George Washington Is Appointed Commander In Chief Of The Continental Army
On June 16, 1775, George Washington was appointed commander in chief of the Continental Army by the Second Continental Congress.
That same day, the Congress authorized the creation of the post of chief engineer for the army, in anticipation of upcoming battles with British forces. The engineers' work building fortifications, surveying terrain, and clearing roads during the war proved so valuable to the Revolutionary forces that the Congress resolved, four years later, based on a recommendation from the Board of War.
The Continental Congress appointed Washington commander-in-chief of the American revolutionary forces in 1775. The following year, he forced the British out of Boston, lost New York City, and crossed the Delaware River in New Jersey, defeating the surprised enemy units later that year. As a result of his strategy, Revolutionary forces captured the two main British combat armies at Saratoga and Yorktown. Negotiating with Congress, the colonial states, and French allies, he held together a tenuous army and a fragile nation amid the threats of disintegration and failure. Following the end of the war in 1783, Washington returned to private life and retired to his plantation at Mount Vernon, prompting an incredulous King George III to state, "If he does that, he will be the greatest man in the world."

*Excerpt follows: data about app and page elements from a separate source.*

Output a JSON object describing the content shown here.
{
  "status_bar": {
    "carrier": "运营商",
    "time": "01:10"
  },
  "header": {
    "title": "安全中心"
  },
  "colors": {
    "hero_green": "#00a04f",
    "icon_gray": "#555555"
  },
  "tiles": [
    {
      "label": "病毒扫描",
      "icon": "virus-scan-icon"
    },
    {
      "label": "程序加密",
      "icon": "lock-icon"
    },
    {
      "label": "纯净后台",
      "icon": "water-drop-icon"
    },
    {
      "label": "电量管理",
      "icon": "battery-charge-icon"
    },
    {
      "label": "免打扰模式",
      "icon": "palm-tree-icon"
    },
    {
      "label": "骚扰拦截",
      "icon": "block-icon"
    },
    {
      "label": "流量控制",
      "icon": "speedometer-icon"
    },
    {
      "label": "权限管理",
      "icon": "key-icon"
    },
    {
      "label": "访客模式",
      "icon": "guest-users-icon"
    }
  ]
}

Resolved…That there be a chief Engineer for the army, in a separate department, and two assistants under him; that the pay of the chief engineer be sixty dollars per month, and the pay of the assistants each, twenty dollars per month.”— Entry of June 16, 1775, Journals of the Continental Congress, 1774-1789